======== RECORDED INFORMATION ========

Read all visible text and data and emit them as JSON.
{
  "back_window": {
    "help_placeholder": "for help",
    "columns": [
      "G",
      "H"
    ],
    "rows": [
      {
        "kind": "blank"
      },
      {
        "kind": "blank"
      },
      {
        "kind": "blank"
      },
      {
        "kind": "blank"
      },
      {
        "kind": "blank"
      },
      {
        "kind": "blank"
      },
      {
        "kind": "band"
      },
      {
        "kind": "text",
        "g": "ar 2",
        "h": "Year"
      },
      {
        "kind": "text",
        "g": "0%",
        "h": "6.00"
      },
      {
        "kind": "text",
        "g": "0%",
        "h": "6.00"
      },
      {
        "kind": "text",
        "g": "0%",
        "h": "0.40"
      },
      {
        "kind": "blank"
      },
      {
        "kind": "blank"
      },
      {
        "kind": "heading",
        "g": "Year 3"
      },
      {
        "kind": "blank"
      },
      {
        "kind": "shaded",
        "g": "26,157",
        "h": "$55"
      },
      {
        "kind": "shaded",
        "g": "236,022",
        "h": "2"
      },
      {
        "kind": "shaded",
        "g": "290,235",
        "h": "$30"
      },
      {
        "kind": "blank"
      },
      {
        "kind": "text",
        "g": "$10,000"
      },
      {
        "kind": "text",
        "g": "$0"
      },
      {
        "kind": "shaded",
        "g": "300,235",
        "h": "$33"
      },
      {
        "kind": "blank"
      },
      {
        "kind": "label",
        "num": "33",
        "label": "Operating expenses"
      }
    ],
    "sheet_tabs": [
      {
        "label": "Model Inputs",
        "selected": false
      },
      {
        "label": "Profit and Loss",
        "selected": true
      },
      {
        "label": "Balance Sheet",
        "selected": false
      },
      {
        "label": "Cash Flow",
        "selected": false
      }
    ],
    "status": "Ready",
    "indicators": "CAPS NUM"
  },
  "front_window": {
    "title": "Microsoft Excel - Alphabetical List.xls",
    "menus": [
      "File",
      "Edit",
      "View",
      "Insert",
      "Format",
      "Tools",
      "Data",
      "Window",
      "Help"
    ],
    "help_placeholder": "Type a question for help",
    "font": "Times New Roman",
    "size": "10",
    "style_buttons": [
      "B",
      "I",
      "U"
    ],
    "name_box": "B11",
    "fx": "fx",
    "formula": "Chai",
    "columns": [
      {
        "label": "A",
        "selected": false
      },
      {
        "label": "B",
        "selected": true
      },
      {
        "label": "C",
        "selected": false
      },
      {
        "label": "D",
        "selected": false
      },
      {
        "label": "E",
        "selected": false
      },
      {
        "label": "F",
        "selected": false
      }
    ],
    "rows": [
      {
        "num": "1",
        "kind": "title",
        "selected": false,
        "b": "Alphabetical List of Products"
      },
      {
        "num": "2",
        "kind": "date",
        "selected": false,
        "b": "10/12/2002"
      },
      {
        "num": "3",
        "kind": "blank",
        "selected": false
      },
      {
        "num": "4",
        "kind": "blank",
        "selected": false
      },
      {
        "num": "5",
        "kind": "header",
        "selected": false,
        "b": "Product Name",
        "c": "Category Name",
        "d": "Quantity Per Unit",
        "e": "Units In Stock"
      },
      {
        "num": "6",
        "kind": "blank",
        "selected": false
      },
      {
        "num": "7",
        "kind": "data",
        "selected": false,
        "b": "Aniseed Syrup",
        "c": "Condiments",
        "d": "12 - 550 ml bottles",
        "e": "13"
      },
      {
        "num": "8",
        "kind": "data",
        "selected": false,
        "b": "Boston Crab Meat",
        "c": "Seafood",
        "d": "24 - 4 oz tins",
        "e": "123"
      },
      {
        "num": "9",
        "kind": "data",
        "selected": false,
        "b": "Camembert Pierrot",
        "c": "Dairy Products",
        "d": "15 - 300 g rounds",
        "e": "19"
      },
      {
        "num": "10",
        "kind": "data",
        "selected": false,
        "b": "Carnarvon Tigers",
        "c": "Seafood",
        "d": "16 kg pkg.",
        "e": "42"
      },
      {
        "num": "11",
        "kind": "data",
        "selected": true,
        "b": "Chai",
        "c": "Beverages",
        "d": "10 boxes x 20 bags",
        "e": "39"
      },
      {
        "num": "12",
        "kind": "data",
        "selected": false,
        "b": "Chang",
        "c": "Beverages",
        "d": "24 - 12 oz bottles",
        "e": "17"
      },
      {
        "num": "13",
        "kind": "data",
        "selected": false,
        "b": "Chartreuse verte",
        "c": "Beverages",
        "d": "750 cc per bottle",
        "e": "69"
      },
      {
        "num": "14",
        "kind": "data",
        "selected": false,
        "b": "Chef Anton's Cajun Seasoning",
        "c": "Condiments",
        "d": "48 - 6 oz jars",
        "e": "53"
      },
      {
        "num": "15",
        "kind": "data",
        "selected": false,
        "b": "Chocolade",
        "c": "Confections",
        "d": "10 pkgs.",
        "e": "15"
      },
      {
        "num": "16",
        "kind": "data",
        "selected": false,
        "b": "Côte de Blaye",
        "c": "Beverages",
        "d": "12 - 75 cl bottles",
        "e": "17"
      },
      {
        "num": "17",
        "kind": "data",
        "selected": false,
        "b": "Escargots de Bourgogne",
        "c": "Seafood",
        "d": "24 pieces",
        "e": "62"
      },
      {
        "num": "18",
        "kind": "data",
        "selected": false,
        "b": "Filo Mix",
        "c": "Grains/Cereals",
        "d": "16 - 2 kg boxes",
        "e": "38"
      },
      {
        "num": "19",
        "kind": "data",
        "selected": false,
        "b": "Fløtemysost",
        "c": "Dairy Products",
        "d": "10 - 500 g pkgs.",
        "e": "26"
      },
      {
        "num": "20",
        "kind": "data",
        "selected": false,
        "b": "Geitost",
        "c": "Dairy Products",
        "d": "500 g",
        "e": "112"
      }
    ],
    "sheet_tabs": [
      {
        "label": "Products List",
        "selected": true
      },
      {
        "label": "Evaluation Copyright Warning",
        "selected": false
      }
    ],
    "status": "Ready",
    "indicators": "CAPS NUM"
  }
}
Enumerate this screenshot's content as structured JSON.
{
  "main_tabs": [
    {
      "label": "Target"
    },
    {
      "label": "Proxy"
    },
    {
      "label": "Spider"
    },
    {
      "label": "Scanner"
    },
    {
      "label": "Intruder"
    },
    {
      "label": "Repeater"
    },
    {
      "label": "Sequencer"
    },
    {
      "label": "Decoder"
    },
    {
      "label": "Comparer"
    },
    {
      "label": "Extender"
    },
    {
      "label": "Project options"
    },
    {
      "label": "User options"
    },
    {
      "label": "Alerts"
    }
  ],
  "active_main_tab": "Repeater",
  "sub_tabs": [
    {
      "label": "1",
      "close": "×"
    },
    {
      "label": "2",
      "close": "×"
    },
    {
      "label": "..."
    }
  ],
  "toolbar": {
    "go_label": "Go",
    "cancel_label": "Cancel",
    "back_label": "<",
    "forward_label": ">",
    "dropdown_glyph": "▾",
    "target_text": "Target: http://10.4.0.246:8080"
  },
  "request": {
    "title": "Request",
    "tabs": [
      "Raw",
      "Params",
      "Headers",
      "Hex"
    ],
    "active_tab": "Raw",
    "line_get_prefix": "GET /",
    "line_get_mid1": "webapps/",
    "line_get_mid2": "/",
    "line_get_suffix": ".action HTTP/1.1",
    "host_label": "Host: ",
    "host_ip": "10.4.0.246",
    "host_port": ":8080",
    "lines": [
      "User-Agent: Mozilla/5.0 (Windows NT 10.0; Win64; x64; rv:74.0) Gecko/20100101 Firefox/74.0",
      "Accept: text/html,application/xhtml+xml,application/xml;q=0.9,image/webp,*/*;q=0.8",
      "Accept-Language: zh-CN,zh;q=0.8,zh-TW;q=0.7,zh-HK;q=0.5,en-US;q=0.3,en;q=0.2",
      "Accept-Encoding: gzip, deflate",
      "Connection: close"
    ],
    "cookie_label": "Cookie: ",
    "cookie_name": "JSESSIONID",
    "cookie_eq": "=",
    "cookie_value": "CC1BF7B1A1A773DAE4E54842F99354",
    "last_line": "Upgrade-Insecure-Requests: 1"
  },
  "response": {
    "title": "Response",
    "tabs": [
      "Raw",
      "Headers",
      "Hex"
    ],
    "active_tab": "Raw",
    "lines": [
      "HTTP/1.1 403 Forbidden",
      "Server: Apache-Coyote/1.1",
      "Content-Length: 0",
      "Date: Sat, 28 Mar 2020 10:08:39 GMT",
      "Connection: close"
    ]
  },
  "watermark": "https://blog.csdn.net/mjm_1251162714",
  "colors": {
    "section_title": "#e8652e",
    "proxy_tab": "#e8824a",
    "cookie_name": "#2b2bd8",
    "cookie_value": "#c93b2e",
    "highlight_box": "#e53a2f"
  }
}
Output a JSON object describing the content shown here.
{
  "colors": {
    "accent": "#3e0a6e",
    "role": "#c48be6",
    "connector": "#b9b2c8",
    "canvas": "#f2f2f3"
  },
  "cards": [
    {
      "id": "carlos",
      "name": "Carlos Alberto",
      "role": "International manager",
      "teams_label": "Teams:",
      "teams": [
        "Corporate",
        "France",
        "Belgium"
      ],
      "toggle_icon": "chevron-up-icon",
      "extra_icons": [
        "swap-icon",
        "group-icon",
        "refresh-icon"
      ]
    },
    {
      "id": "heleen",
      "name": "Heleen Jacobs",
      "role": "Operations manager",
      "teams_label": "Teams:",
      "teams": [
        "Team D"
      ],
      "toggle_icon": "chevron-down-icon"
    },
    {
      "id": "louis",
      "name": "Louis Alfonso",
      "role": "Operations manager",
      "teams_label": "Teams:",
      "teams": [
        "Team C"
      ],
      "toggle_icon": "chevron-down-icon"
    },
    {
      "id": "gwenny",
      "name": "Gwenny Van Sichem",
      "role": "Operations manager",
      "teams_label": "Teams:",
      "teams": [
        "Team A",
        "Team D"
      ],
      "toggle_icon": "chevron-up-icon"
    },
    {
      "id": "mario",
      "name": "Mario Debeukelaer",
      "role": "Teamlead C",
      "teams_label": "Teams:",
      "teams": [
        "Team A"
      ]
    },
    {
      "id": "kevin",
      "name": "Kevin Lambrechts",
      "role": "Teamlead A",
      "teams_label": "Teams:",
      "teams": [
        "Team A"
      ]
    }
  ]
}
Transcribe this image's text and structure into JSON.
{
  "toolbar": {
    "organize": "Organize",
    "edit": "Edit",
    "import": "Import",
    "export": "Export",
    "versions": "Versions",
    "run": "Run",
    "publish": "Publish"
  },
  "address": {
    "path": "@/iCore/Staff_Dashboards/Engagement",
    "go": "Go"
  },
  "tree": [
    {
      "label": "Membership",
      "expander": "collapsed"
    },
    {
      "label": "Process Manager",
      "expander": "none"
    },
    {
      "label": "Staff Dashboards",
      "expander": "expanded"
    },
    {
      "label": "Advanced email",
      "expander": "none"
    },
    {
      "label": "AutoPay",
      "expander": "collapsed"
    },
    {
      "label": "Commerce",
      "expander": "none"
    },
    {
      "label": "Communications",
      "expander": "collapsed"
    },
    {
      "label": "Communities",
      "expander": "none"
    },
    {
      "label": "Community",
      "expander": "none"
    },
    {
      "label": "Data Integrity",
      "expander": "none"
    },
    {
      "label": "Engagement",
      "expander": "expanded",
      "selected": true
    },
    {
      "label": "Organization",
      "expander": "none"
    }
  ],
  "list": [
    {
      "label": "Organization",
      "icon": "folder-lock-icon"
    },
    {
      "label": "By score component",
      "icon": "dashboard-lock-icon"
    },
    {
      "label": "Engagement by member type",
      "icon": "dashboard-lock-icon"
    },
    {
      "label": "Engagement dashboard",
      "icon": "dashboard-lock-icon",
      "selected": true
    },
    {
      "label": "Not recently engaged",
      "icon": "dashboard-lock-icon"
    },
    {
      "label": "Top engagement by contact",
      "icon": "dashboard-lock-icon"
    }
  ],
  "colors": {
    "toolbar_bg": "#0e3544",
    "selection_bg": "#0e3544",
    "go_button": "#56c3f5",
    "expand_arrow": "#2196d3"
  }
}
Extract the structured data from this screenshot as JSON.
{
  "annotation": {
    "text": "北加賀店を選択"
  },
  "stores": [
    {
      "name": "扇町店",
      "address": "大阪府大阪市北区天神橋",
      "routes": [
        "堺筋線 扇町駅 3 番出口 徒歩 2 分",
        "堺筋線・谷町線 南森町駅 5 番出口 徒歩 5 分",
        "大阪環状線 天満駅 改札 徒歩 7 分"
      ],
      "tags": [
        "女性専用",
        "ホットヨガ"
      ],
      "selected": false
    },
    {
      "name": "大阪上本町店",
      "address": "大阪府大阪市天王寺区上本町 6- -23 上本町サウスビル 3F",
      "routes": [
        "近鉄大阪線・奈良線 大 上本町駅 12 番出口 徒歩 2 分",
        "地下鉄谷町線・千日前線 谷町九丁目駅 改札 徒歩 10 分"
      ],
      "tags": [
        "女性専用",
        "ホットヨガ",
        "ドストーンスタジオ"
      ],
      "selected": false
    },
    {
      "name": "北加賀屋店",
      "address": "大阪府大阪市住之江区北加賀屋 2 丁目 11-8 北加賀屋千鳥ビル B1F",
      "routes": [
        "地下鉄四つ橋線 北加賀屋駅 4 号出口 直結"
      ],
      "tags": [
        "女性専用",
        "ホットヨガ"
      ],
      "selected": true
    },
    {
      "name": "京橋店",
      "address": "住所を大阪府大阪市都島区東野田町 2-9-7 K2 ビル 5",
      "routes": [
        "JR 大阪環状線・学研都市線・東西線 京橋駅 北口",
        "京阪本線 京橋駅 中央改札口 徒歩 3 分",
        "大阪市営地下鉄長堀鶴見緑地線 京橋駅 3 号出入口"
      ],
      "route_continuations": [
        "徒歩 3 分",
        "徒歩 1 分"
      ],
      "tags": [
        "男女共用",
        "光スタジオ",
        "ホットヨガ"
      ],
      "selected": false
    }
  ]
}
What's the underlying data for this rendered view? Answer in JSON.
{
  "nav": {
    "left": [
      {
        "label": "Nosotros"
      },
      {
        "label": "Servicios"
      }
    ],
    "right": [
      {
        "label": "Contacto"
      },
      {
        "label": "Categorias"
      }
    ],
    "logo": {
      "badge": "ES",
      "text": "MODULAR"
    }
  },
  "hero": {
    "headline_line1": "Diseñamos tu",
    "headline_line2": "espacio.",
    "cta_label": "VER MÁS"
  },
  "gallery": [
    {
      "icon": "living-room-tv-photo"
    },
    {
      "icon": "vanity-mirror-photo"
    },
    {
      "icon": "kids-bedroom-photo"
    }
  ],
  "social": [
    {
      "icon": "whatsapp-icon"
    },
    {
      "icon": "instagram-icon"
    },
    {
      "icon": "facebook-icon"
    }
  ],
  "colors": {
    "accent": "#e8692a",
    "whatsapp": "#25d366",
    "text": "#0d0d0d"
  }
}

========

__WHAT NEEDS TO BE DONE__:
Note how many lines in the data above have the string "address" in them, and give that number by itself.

__RESULT FOR THIS TASK__:
5